Articular Cartilage (Surface) Injury
If the surface cartilage is torn, this is most significant as a major shock-absorbing function is compromised. Large pieces of articular cartilage can float in the knee (sometimes with bone attached) and this causes locking of the joint and can cause further deterioration due to the loose body floating around the knee causing further wear and tear. Most surface cartilage wear will ultimately lead to osteoarthritis. Mechanical symptoms of pain and swelling due to cartilage peeling off can be helped with arthroscopic surgery. The surgery smoothes the edges of the surface cartilage and removes loose bodies. Unstable cartilage can be removed. It is common for the surgeon to then perform micro fracture. This is where a small, sharp pick is used to perforate the underlying bone and encourage healing of the cartilage defect. This can result in a good outcome, but does not replace the defect with normal cartilage. Occasionally cartilage replacement is required. This can be achieved using various techniques. The most common way of treating smaller defects is by a method known as mosaicplasty (OATS). This is where small cylinders of bone and cartilage are harvested from a less important area of the knee and packed into the defect, creating a cobblestone-like repair, with true cartilage.

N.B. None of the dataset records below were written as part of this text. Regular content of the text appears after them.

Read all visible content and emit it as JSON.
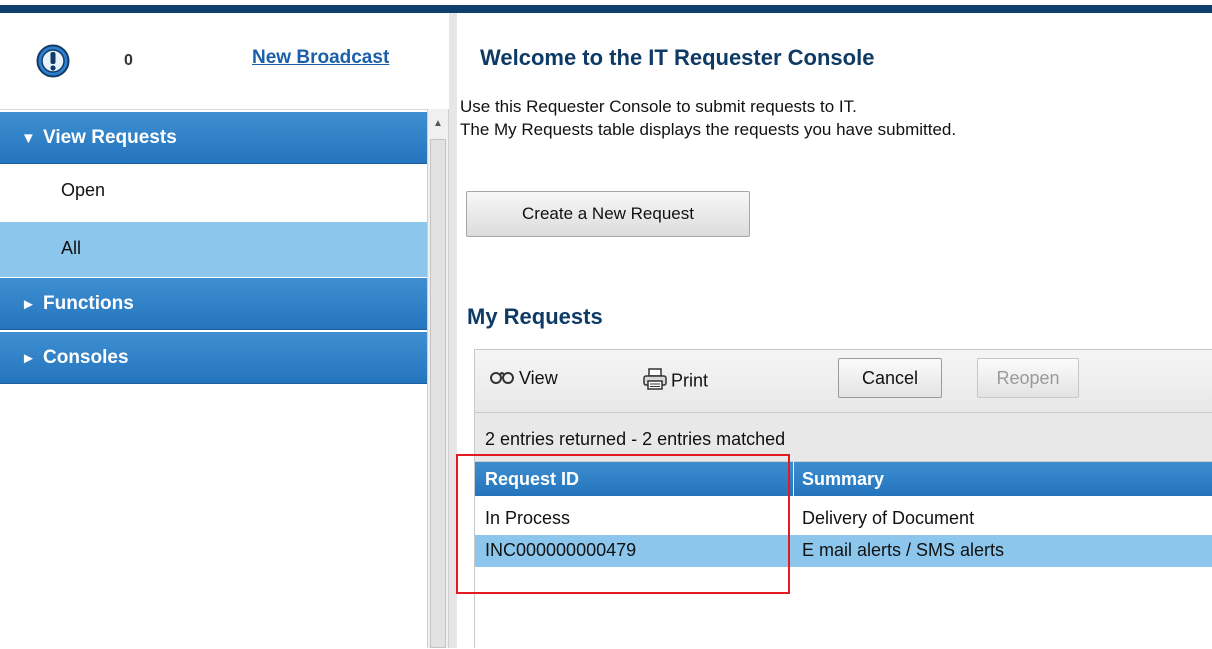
{
  "header": {
    "alert_count": "0",
    "new_broadcast_label": "New Broadcast"
  },
  "nav": {
    "groups": [
      {
        "label": "View Requests",
        "expanded": true,
        "caret": "▼"
      },
      {
        "label": "Functions",
        "expanded": false,
        "caret": "►"
      },
      {
        "label": "Consoles",
        "expanded": false,
        "caret": "►"
      }
    ],
    "items": [
      {
        "label": "Open",
        "selected": false
      },
      {
        "label": "All",
        "selected": true
      }
    ]
  },
  "main": {
    "title": "Welcome to the IT Requester Console",
    "intro_line1": "Use this Requester Console to submit requests to IT.",
    "intro_line2": "The My Requests table displays the requests you have submitted.",
    "create_button_label": "Create a New Request",
    "section_title": "My Requests"
  },
  "toolbar": {
    "view_label": "View",
    "print_label": "Print",
    "cancel_label": "Cancel",
    "reopen_label": "Reopen"
  },
  "table": {
    "summary": "2 entries returned - 2 entries matched",
    "columns": [
      "Request ID",
      "Summary"
    ],
    "rows": [
      [
        "In Process",
        "Delivery of Document"
      ],
      [
        "INC000000000479",
        "E mail alerts / SMS alerts"
      ]
    ]
  },
  "colors": {
    "accent_dark": "#0e3a66",
    "nav_blue": "#2475bd",
    "selection_blue": "#8dc6ec",
    "annotation_red": "#e31b23"
  }
}
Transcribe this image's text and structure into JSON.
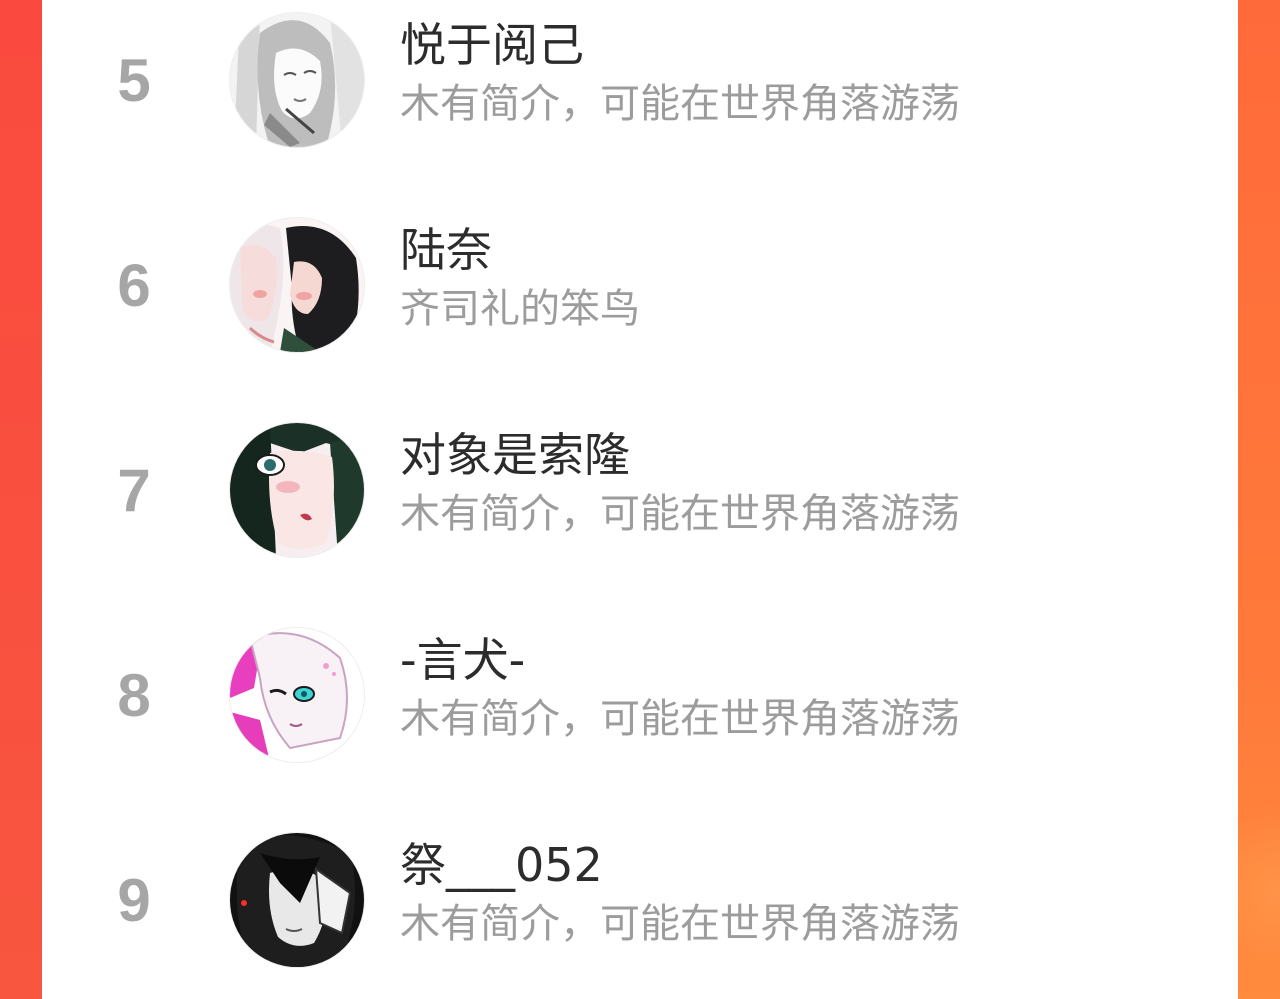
{
  "ranking": {
    "items": [
      {
        "rank": "5",
        "name": "悦于阅己",
        "bio": "木有简介，可能在世界角落游荡",
        "avatar_icon": "avatar-manga-woman-icon"
      },
      {
        "rank": "6",
        "name": "陆奈",
        "bio": "齐司礼的笨鸟",
        "avatar_icon": "avatar-couple-icon"
      },
      {
        "rank": "7",
        "name": "对象是索隆",
        "bio": "木有简介，可能在世界角落游荡",
        "avatar_icon": "avatar-dark-hair-girl-icon"
      },
      {
        "rank": "8",
        "name": "-言犬-",
        "bio": "木有简介，可能在世界角落游荡",
        "avatar_icon": "avatar-pink-girl-icon"
      },
      {
        "rank": "9",
        "name": "祭___052",
        "bio": "木有简介，可能在世界角落游荡",
        "avatar_icon": "avatar-monochrome-boy-icon"
      }
    ]
  },
  "colors": {
    "background_left": "#fa4a3f",
    "background_right": "#ff7b3a",
    "rank_text": "#a6a6a6",
    "name_text": "#2c2c2c",
    "bio_text": "#9c9c9c"
  }
}
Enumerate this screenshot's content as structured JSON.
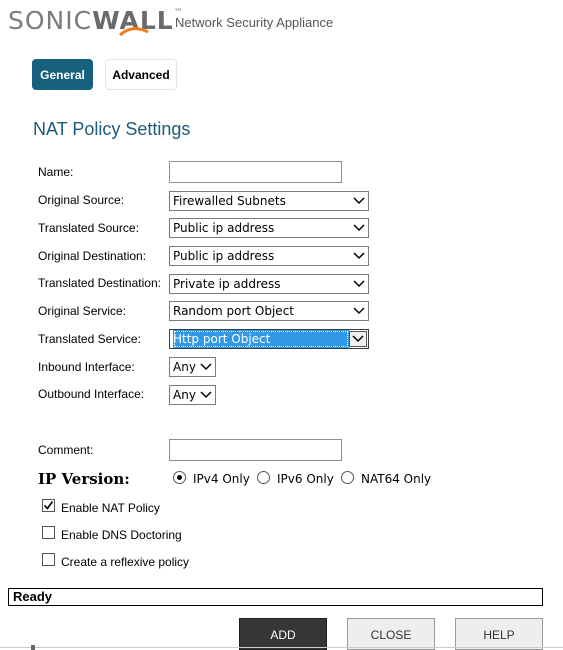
{
  "header": {
    "logo_part1": "SONIC",
    "logo_part2": "WALL",
    "logo_tm": "™",
    "subtitle": "Network Security Appliance"
  },
  "tabs": [
    {
      "label": "General",
      "active": true
    },
    {
      "label": "Advanced",
      "active": false
    }
  ],
  "section_title": "NAT Policy Settings",
  "form": {
    "name": {
      "label": "Name:",
      "value": ""
    },
    "original_source": {
      "label": "Original Source:",
      "value": "Firewalled Subnets"
    },
    "translated_source": {
      "label": "Translated Source:",
      "value": "Public ip address"
    },
    "original_destination": {
      "label": "Original Destination:",
      "value": "Public ip address"
    },
    "translated_destination": {
      "label": "Translated Destination:",
      "value": "Private ip address"
    },
    "original_service": {
      "label": "Original Service:",
      "value": "Random port Object"
    },
    "translated_service": {
      "label": "Translated Service:",
      "value": "Http port Object"
    },
    "inbound_interface": {
      "label": "Inbound Interface:",
      "value": "Any"
    },
    "outbound_interface": {
      "label": "Outbound Interface:",
      "value": "Any"
    },
    "comment": {
      "label": "Comment:",
      "value": ""
    }
  },
  "ip_version": {
    "label": "IP Version:",
    "options": [
      {
        "label": "IPv4 Only",
        "selected": true
      },
      {
        "label": "IPv6 Only",
        "selected": false
      },
      {
        "label": "NAT64 Only",
        "selected": false
      }
    ]
  },
  "checkboxes": [
    {
      "label": "Enable NAT Policy",
      "checked": true
    },
    {
      "label": "Enable DNS Doctoring",
      "checked": false
    },
    {
      "label": "Create a reflexive policy",
      "checked": false
    }
  ],
  "status_text": "Ready",
  "buttons": {
    "add": "ADD",
    "close": "CLOSE",
    "help": "HELP"
  },
  "icons": {
    "dropdown": "chevron-down-icon",
    "checkmark": "checkmark-icon",
    "logo_swoosh": "swoosh-icon"
  },
  "colors": {
    "accent": "#17617f",
    "title": "#1c5b7b",
    "highlight": "#3399e6",
    "primary_button": "#363636"
  }
}
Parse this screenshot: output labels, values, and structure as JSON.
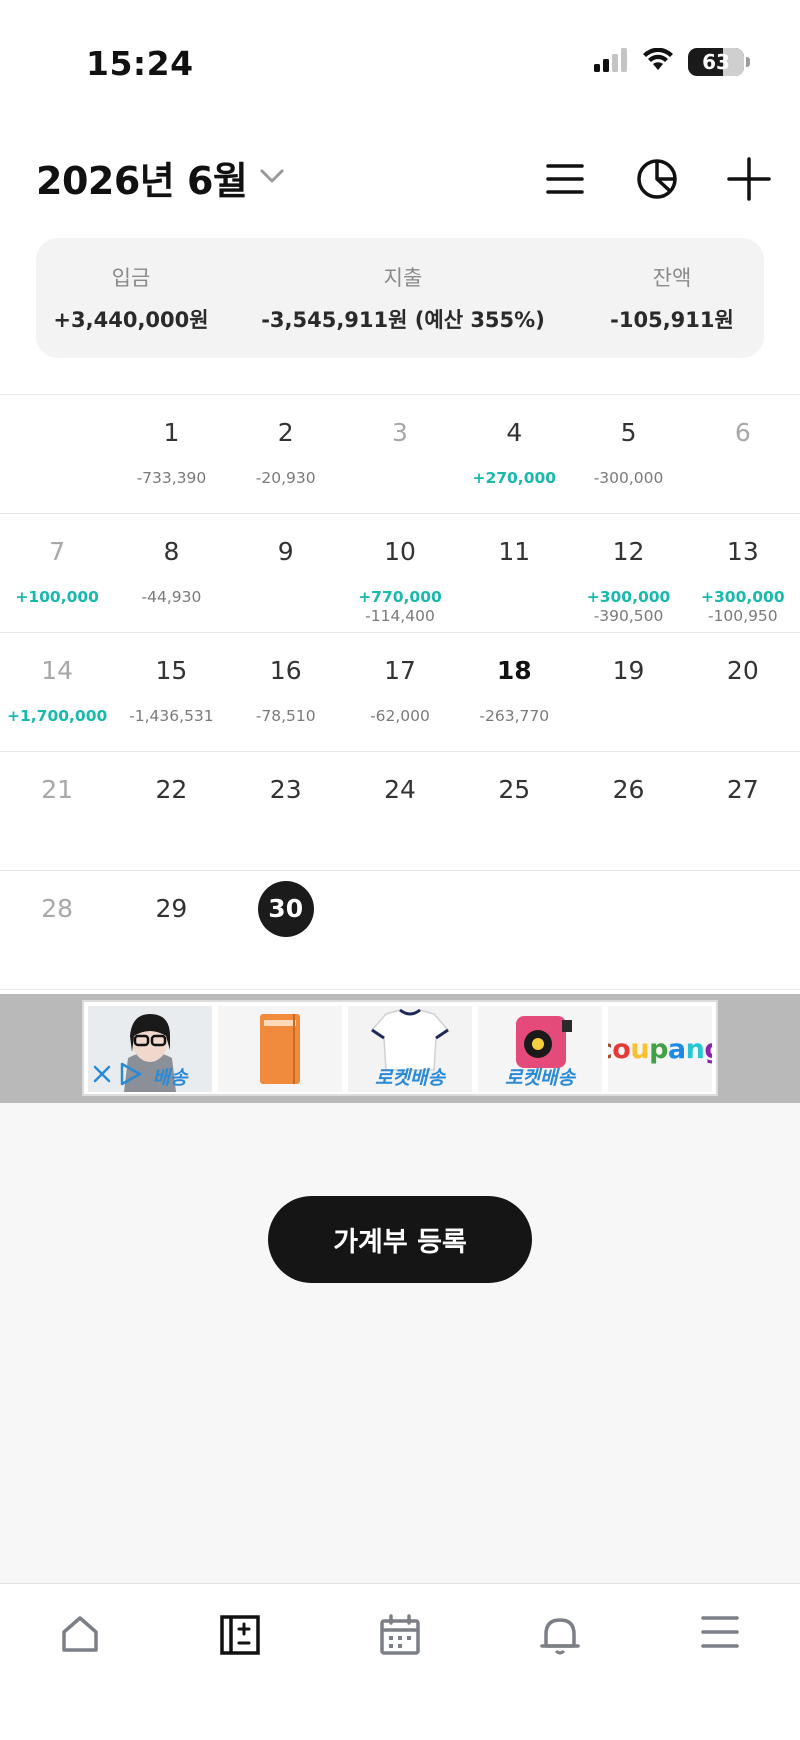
{
  "status_bar": {
    "time": "15:24",
    "battery": "63",
    "battery_level": 0.63,
    "icons": [
      "signal-icon",
      "wifi-icon",
      "battery-icon"
    ]
  },
  "header": {
    "month": "2026년 6월",
    "actions": [
      "list-icon",
      "pie-chart-icon",
      "plus-icon"
    ]
  },
  "summary": {
    "income_label": "입금",
    "income_value": "+3,440,000원",
    "expense_label": "지출",
    "expense_value": "-3,545,911원 (예산 355%)",
    "balance_label": "잔액",
    "balance_value": "-105,911원"
  },
  "calendar": {
    "weeks": [
      [
        {
          "day": "",
          "style": "normal",
          "income": "",
          "expense": ""
        },
        {
          "day": "1",
          "style": "normal",
          "income": "",
          "expense": "-733,390"
        },
        {
          "day": "2",
          "style": "normal",
          "income": "",
          "expense": "-20,930"
        },
        {
          "day": "3",
          "style": "muted",
          "income": "",
          "expense": ""
        },
        {
          "day": "4",
          "style": "normal",
          "income": "+270,000",
          "expense": ""
        },
        {
          "day": "5",
          "style": "normal",
          "income": "",
          "expense": "-300,000"
        },
        {
          "day": "6",
          "style": "muted",
          "income": "",
          "expense": ""
        }
      ],
      [
        {
          "day": "7",
          "style": "muted",
          "income": "+100,000",
          "expense": ""
        },
        {
          "day": "8",
          "style": "normal",
          "income": "",
          "expense": "-44,930"
        },
        {
          "day": "9",
          "style": "normal",
          "income": "",
          "expense": ""
        },
        {
          "day": "10",
          "style": "normal",
          "income": "+770,000",
          "expense": "-114,400"
        },
        {
          "day": "11",
          "style": "normal",
          "income": "",
          "expense": ""
        },
        {
          "day": "12",
          "style": "normal",
          "income": "+300,000",
          "expense": "-390,500"
        },
        {
          "day": "13",
          "style": "normal",
          "income": "+300,000",
          "expense": "-100,950"
        }
      ],
      [
        {
          "day": "14",
          "style": "muted",
          "income": "+1,700,000",
          "expense": ""
        },
        {
          "day": "15",
          "style": "normal",
          "income": "",
          "expense": "-1,436,531"
        },
        {
          "day": "16",
          "style": "normal",
          "income": "",
          "expense": "-78,510"
        },
        {
          "day": "17",
          "style": "normal",
          "income": "",
          "expense": "-62,000"
        },
        {
          "day": "18",
          "style": "bold",
          "income": "",
          "expense": "-263,770"
        },
        {
          "day": "19",
          "style": "normal",
          "income": "",
          "expense": ""
        },
        {
          "day": "20",
          "style": "normal",
          "income": "",
          "expense": ""
        }
      ],
      [
        {
          "day": "21",
          "style": "muted",
          "income": "",
          "expense": ""
        },
        {
          "day": "22",
          "style": "normal",
          "income": "",
          "expense": ""
        },
        {
          "day": "23",
          "style": "normal",
          "income": "",
          "expense": ""
        },
        {
          "day": "24",
          "style": "normal",
          "income": "",
          "expense": ""
        },
        {
          "day": "25",
          "style": "normal",
          "income": "",
          "expense": ""
        },
        {
          "day": "26",
          "style": "normal",
          "income": "",
          "expense": ""
        },
        {
          "day": "27",
          "style": "normal",
          "income": "",
          "expense": ""
        }
      ],
      [
        {
          "day": "28",
          "style": "muted",
          "income": "",
          "expense": ""
        },
        {
          "day": "29",
          "style": "normal",
          "income": "",
          "expense": ""
        },
        {
          "day": "30",
          "style": "selected",
          "income": "",
          "expense": ""
        },
        {
          "day": "",
          "style": "normal",
          "income": "",
          "expense": ""
        },
        {
          "day": "",
          "style": "normal",
          "income": "",
          "expense": ""
        },
        {
          "day": "",
          "style": "normal",
          "income": "",
          "expense": ""
        },
        {
          "day": "",
          "style": "normal",
          "income": "",
          "expense": ""
        }
      ]
    ]
  },
  "ad": {
    "items": [
      {
        "badge": "배송",
        "name": "ad-product-glasses"
      },
      {
        "badge": "",
        "name": "ad-product-notebook"
      },
      {
        "badge": "로켓배송",
        "name": "ad-product-tshirt"
      },
      {
        "badge": "로켓배송",
        "name": "ad-product-tape"
      }
    ],
    "logo_text": "coupang",
    "logo_colors": [
      "#a0522d",
      "#e53935",
      "#fbc02d",
      "#43a047",
      "#1e88e5",
      "#26c6da",
      "#8e24aa"
    ]
  },
  "register_button": "가계부 등록",
  "colors": {
    "income": "#19b9ac",
    "expense": "#7a7a7a",
    "accent_dark": "#151515"
  },
  "bottom_nav": [
    "home-icon",
    "ledger-icon",
    "calendar-icon",
    "bell-icon",
    "menu-icon"
  ]
}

OATS procedure (osteoarticular transfer system) restores the chondral surface by transplanting multiple healthy cores of articular cartilage and bone from a healthy perimeter area of the knee into the damaged area. This is done if the lesion is 1cm- 2 cm in diameter. This is done with one operation using arthroscopy and a small incision. Down time is the shortest for this procedure with a month or 6 weeks on crutches and return to activities in 2-4 months. Pain relief is seen in 1-2 months.